Required work: Write out each entry below exactly; the images do not belong in your copy.

Items listed in a dataset
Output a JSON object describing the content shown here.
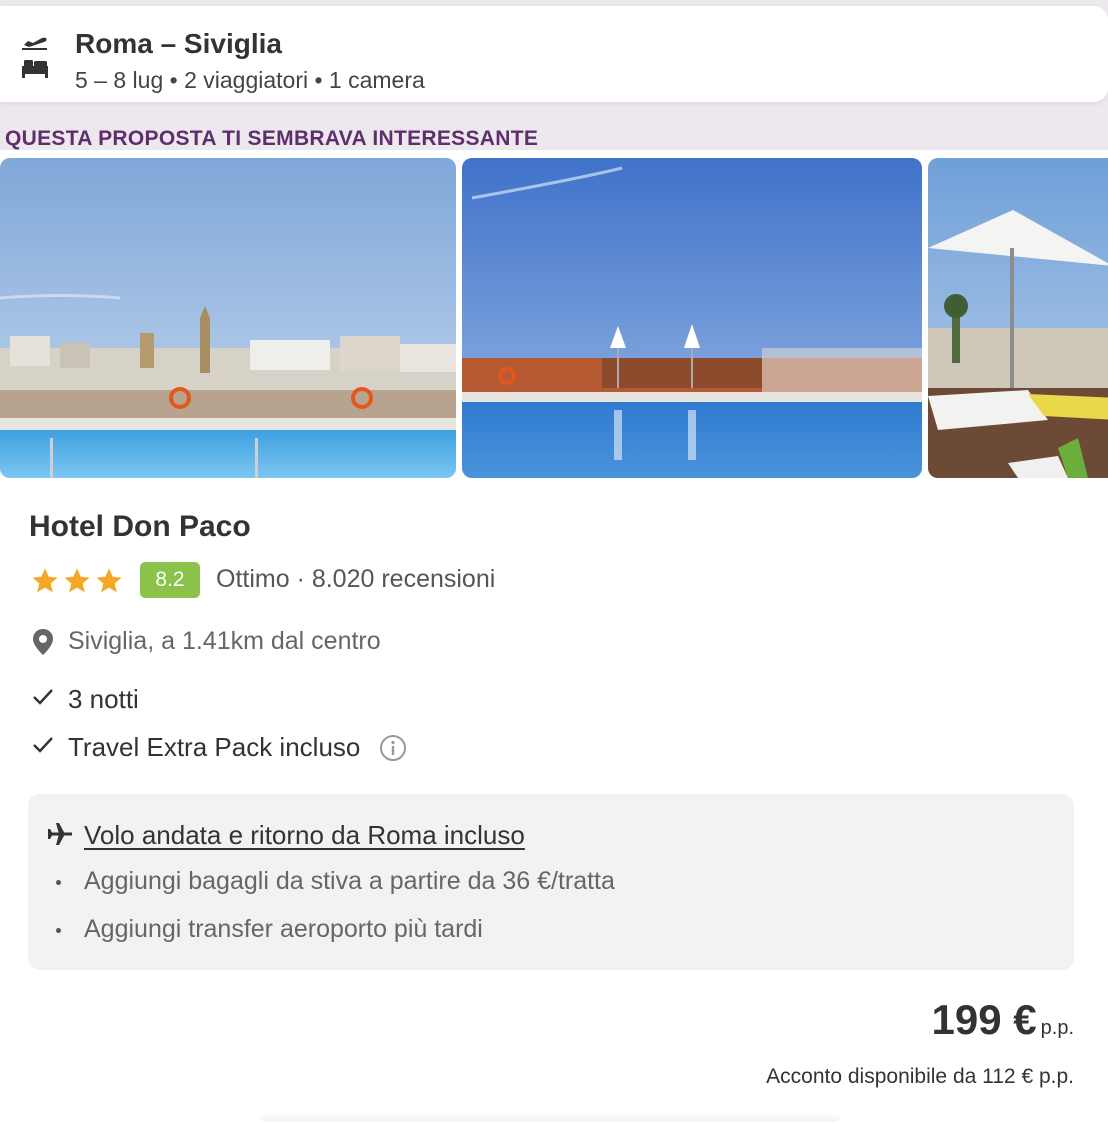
{
  "search": {
    "title": "Roma – Siviglia",
    "subtitle": "5 – 8 lug • 2 viaggiatori • 1 camera",
    "icons": [
      "plane-departure-icon",
      "bed-icon"
    ]
  },
  "suggestion": {
    "label": "QUESTA PROPOSTA TI SEMBRAVA INTERESSANTE"
  },
  "hotel": {
    "name": "Hotel Don Paco",
    "stars": 3,
    "score": "8.2",
    "score_text": "Ottimo · 8.020 recensioni",
    "location": "Siviglia, a 1.41km dal centro",
    "features": [
      "3 notti",
      "Travel Extra Pack incluso"
    ],
    "photos": [
      {
        "name": "rooftop-pool-city-view"
      },
      {
        "name": "rooftop-pool-reflection"
      },
      {
        "name": "terrace-umbrella-loungers"
      }
    ]
  },
  "flight": {
    "headline": "Volo andata e ritorno da Roma incluso",
    "notes": [
      "Aggiungi bagagli da stiva a partire da 36 €/tratta",
      "Aggiungi transfer aeroporto più tardi"
    ]
  },
  "price": {
    "value": "199 €",
    "unit": "p.p.",
    "deposit": "Acconto disponibile da 112 € p.p."
  },
  "colors": {
    "accent_purple": "#5e2f6c",
    "score_green": "#8bc34a",
    "star_orange": "#f5a623",
    "background": "#ede8ee"
  }
}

Task response:
Output a JSON object describing the content shown here.
{
  "search": {
    "title": "Roma – Siviglia",
    "subtitle": "5 – 8 lug • 2 viaggiatori • 1 camera",
    "icons": [
      "plane-departure-icon",
      "bed-icon"
    ]
  },
  "suggestion": {
    "label": "QUESTA PROPOSTA TI SEMBRAVA INTERESSANTE"
  },
  "hotel": {
    "name": "Hotel Don Paco",
    "stars": 3,
    "score": "8.2",
    "score_text": "Ottimo · 8.020 recensioni",
    "location": "Siviglia, a 1.41km dal centro",
    "features": [
      "3 notti",
      "Travel Extra Pack incluso"
    ],
    "photos": [
      {
        "name": "rooftop-pool-city-view"
      },
      {
        "name": "rooftop-pool-reflection"
      },
      {
        "name": "terrace-umbrella-loungers"
      }
    ]
  },
  "flight": {
    "headline": "Volo andata e ritorno da Roma incluso",
    "notes": [
      "Aggiungi bagagli da stiva a partire da 36 €/tratta",
      "Aggiungi transfer aeroporto più tardi"
    ]
  },
  "price": {
    "value": "199 €",
    "unit": "p.p.",
    "deposit": "Acconto disponibile da 112 € p.p."
  },
  "colors": {
    "accent_purple": "#5e2f6c",
    "score_green": "#8bc34a",
    "star_orange": "#f5a623",
    "background": "#ede8ee"
  }
}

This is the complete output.